Free adoptions

Ginny Merchant is a longtime volunteer at the Animal Rescue League Shelter and Wildlife Center. She walks dogs at the Larimer shelter, and she fosters some of them in her home.

She's celebrating her birthday on Thursday by underwriting adoption fees for all dogs age 6 and older that are adopted on that day, starting at noon. She's doing this because she thinks senior dogs are often "passed over" by people looking for puppies and younger dogs.

Dog food drive

Donations of canned and dry dog food will be collected at the Mall at Robinson from 11 a.m. to 4 p.m. next Saturday and June 30. Sponsors of the collection include Eyetique, the shopping center and the Pittsburgh Aviation Animal Rescue Team.

The food can be left at a drive-through set up in the mall's food court parking lot, near Houlihan's, 100 Robinson Centre Drive, 15205.

The involvement of that last nonprofit organization gives me the chance to use the phrase "when dog food flies." The volunteer pilots will fly the food to needy shelters in the Tri-State area and fly back with homeless pets that will go to new homes or rescue groups.

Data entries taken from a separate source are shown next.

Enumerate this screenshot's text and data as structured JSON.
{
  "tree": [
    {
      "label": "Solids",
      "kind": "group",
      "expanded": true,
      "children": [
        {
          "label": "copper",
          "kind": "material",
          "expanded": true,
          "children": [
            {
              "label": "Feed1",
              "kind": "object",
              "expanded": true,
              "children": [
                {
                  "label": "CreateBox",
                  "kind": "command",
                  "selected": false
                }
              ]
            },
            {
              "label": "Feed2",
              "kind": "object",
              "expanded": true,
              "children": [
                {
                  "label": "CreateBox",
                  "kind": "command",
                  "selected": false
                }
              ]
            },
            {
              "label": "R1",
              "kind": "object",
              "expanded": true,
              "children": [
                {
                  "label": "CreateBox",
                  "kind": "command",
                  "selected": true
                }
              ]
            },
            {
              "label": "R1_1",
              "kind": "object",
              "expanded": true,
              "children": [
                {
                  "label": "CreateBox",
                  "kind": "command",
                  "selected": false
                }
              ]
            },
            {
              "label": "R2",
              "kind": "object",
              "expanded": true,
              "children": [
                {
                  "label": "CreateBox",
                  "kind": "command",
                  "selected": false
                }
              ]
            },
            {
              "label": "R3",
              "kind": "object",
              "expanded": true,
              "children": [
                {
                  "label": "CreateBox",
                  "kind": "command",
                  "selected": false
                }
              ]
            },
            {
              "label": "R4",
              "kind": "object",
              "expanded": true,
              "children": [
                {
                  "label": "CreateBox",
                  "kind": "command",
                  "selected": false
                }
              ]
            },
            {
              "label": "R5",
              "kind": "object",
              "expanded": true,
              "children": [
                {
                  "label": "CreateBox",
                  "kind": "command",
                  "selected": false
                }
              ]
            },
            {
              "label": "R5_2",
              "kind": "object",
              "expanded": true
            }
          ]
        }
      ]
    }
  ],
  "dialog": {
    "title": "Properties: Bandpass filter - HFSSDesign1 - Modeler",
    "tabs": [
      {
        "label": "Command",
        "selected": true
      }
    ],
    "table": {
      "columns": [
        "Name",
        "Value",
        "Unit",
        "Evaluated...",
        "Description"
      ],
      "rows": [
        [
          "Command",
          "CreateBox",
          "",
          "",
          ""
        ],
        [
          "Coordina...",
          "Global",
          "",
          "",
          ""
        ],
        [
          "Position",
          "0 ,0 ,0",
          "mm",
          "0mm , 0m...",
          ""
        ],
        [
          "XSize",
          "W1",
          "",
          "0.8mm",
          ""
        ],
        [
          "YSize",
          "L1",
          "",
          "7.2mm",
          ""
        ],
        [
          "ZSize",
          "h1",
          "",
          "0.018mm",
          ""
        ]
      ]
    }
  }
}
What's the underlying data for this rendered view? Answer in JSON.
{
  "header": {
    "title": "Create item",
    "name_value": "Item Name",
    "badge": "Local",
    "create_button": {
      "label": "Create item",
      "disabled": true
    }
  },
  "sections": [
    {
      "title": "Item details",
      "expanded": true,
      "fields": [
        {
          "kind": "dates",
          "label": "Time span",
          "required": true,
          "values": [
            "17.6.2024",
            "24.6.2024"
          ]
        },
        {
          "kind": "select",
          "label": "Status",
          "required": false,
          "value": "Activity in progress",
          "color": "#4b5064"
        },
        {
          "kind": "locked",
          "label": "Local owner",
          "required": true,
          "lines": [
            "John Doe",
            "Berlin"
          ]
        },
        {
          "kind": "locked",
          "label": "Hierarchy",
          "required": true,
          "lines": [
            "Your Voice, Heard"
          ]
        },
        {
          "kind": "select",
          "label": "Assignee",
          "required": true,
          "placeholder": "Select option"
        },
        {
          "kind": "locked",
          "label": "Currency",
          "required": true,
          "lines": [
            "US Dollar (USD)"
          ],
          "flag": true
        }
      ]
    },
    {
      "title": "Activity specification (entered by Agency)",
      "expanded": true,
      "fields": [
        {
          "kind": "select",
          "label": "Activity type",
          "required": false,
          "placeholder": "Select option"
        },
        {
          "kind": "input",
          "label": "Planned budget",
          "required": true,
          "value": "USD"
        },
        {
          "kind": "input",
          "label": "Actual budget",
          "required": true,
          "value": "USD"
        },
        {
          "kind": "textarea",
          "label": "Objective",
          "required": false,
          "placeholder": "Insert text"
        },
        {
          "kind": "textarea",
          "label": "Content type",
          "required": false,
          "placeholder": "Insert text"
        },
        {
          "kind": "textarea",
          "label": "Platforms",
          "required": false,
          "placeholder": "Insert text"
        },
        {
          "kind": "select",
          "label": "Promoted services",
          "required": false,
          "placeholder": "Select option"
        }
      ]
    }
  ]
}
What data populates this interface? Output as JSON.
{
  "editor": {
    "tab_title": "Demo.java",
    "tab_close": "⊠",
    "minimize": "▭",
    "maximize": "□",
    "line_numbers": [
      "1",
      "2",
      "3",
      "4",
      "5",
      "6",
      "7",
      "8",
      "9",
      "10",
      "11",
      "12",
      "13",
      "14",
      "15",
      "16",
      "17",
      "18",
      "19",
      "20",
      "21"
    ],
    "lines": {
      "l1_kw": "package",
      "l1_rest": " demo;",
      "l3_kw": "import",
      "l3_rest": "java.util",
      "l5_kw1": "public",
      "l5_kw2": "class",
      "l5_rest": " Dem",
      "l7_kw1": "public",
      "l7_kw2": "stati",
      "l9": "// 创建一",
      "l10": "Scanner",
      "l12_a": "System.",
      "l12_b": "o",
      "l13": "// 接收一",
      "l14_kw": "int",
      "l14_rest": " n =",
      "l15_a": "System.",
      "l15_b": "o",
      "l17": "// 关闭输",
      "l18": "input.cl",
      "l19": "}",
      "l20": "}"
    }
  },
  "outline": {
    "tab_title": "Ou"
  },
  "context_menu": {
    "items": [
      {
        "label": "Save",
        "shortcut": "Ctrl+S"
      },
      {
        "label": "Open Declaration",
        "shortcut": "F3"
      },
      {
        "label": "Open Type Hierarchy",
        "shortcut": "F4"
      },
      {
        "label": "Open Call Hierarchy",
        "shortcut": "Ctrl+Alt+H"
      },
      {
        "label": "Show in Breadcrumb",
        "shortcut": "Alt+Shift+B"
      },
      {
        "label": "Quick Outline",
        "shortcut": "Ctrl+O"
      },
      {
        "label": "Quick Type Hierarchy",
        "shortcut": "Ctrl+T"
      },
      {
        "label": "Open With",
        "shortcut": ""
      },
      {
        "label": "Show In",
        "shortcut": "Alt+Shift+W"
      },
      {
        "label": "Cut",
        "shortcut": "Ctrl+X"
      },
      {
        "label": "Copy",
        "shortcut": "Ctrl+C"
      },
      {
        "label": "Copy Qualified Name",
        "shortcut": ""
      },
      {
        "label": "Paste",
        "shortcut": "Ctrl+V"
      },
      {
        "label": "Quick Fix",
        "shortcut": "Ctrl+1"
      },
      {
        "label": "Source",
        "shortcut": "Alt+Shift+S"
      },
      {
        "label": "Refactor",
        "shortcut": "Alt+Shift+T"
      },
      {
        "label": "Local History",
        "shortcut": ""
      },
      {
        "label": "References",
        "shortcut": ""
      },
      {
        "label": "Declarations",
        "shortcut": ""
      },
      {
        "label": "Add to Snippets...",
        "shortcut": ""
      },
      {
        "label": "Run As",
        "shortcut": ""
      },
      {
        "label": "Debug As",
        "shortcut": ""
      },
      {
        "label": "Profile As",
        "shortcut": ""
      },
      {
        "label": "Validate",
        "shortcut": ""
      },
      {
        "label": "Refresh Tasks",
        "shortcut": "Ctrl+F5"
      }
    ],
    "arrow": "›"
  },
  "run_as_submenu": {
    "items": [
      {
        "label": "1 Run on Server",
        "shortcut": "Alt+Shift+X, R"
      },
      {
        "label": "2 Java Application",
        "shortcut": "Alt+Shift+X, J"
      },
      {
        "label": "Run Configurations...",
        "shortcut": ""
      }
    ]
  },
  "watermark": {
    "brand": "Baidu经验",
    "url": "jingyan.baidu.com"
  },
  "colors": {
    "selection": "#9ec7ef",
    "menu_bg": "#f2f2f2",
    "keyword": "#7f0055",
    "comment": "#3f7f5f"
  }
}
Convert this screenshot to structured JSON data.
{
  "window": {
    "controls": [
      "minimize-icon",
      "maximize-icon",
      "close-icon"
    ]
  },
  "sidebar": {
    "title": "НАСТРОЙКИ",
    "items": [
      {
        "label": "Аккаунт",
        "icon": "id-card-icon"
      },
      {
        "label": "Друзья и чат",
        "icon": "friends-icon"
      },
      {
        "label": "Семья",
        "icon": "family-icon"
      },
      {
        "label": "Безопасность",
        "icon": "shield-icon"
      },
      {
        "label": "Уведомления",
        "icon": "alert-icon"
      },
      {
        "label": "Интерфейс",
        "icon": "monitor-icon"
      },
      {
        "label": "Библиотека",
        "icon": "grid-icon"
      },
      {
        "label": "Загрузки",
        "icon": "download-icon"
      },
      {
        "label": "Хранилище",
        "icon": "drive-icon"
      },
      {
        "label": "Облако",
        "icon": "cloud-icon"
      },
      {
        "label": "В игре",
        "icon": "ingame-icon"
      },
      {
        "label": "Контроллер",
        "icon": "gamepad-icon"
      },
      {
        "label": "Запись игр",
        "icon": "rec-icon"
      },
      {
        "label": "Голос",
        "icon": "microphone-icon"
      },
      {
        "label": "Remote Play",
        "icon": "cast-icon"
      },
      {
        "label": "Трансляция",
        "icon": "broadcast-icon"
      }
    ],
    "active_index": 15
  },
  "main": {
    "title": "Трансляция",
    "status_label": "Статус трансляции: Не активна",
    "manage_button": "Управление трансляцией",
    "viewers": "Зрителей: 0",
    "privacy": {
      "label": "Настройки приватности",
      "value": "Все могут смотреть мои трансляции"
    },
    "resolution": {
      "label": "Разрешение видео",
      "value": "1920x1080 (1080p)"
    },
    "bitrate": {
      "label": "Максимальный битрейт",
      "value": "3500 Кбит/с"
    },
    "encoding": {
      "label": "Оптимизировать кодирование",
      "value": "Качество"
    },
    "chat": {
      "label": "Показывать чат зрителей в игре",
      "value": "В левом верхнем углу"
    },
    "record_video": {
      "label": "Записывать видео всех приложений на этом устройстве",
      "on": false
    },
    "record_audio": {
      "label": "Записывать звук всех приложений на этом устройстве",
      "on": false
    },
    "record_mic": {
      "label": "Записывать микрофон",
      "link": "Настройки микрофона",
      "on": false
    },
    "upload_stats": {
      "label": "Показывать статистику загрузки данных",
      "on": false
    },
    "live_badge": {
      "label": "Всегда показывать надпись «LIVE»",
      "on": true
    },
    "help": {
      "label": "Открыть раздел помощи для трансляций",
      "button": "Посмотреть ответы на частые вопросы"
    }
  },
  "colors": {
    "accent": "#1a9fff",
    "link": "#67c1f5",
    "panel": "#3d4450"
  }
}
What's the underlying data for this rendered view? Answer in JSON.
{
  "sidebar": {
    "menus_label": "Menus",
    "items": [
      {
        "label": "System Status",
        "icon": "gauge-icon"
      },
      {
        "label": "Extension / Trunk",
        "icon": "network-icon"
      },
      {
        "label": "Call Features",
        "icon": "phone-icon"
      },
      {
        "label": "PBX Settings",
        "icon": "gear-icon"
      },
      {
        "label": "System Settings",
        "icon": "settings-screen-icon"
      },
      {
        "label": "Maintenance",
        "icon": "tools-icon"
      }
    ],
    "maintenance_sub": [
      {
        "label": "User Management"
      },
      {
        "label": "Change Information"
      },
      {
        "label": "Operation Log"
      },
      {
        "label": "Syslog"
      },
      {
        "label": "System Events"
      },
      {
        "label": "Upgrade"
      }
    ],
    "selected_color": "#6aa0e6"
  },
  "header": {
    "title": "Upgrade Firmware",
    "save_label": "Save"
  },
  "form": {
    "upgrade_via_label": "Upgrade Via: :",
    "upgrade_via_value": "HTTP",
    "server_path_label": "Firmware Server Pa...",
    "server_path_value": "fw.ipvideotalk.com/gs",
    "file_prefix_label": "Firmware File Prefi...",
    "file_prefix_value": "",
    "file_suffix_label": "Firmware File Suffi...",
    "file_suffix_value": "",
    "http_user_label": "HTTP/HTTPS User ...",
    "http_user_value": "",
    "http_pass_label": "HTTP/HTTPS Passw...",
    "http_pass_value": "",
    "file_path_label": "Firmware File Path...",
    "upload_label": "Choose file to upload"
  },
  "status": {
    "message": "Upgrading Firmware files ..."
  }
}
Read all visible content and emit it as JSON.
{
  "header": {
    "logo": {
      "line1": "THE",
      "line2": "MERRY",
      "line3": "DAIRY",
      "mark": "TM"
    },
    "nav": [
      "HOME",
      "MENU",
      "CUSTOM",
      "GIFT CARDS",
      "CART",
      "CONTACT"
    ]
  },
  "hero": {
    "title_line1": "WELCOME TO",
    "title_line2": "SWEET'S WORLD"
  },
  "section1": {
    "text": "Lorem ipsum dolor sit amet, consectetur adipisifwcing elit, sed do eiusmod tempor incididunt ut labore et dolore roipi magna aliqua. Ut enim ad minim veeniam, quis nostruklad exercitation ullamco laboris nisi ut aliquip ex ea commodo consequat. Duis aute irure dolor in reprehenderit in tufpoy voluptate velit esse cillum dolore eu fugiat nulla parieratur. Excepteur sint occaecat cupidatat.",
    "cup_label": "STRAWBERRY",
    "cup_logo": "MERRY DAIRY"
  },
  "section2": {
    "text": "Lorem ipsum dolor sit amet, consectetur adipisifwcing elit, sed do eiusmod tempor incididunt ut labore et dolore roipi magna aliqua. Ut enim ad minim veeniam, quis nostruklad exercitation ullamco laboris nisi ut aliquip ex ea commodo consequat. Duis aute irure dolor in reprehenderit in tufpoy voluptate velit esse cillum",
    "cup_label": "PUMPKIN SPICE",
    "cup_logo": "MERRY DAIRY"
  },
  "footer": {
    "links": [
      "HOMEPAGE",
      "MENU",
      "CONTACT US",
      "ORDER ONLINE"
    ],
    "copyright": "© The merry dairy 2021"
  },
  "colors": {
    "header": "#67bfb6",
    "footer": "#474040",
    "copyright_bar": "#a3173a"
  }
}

The nonprofit works with Pilots N Paws.

Bunny hop

The annual Hoppy Hour to benefit Rabbit Wranglers and help abused, neglected and abandoned rabbits will be 4 to 7 p.m. next Saturday at the Animal Nature store, 7610 Forbes Ave., Regent Square (15221).

A $15 entrance fee includes two drinks. RSVP to Mel Stephan, animalnatureevents@gmail.com or call 412-723-2194.

Rabbit Wranglers mission is to help abused, neglected and abandoned rabbits and educate the public to improve the lives of domestic rabbits. Part of the education includes this: People who are tired of their Easter bunnies should not set them free in urban, suburban or rural yards and woods, where they will quickly die or be killed. Also pet rabbits should live in the house, not in outdoor hutches or cages.

Pet expo

Admission and parking are free at the Steel City Pet Expo from 10 a.m. to 6 p.m next Saturday at the Monroeville Convention Center. Pets are welcome but must be leashed and have proof of vaccination.

The event includes many vendors and activities, including a 5 p.m. pet costume contest. Fans can meet Shorty Rossi and his dog, Hercules, from the Animal Planet television show "Pit Boss." Information: steelcitypetexpo.com or www.facebook.com/steelcitypetexpo

Pet Tales appears weekly in the Saturday Home & Garden section. Linda Wilson Fuoco: lfuoco@post-gazette.com or 412-263-3064.




Advertisement